In addition, Dr. Rowson Love gave a separate presentation titled “From Mosh Pit to Mash-Up: Global Contemporary and Millennial Participation in Museum Fundraising and Volunteership” in a session along with Dr. Yuha Jung from the University of Kentucky. Together, they used music samples to explore the concept of systems thinking for museums to engage the Millennial generation (born between 1980 and 2000) as patrons.
Their presentation examined the applicability of systems thinking to museum management in order to address challenges related to fundraising. These challenges, especially in the United States’ context, are the increasing diversity of demographics, decreasing government funding for museums, and different giving patterns of the Millennial generation.

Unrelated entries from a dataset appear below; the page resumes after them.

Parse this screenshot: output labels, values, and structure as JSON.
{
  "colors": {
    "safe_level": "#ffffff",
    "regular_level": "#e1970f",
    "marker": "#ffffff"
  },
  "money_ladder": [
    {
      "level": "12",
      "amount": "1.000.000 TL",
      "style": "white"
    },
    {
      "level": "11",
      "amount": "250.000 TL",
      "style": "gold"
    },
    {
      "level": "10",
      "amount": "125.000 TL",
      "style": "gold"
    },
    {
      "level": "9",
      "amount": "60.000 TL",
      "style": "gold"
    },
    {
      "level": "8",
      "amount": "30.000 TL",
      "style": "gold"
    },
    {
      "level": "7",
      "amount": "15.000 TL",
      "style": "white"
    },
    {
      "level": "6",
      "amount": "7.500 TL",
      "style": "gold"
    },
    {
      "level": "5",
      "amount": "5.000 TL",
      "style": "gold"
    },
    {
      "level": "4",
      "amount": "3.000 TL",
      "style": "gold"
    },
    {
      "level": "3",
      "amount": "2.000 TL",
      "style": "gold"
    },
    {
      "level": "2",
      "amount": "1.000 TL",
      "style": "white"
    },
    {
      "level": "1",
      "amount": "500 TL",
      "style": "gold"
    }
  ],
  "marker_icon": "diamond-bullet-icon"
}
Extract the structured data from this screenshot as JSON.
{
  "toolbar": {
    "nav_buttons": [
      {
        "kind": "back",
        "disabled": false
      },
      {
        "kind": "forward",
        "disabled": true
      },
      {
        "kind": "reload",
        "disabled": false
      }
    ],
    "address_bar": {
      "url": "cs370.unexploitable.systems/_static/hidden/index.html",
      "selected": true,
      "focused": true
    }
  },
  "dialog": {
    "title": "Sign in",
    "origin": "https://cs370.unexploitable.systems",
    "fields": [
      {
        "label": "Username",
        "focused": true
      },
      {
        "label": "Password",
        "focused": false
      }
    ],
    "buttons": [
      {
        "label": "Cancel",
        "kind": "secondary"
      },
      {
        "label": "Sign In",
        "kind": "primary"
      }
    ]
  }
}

Dr. Rowson Love and Dr. Jung explained that musically, a mash-up is formed by taking complex and synergetic sounds and forms, creating new interconnected music. A mash-up is a fitting metaphor for thinking about the global contemporary influence on museums today and is closely related to the theory of systems thinking.
Unlike the conventional model, systems thinking applied to museums sees them as very complex open systems whose elements affect each other and are part of a larger environment. Using systems thinking to manage museums encourages museum professionals to draw ideas from beyond museum practices and include ideas from different museum professionals, departments, and community members through team-based network model. As a result, this perspective forces museums to create new ‘mash-up’ practice that is based on multiple perspectives and reflects dynamic changes in their external environment.
The department congratulates Dr. Villeneuve, Dr. Rowson Love, and Jay Boda on their dynamic presentations and looks forward to hearing more from the MEX program.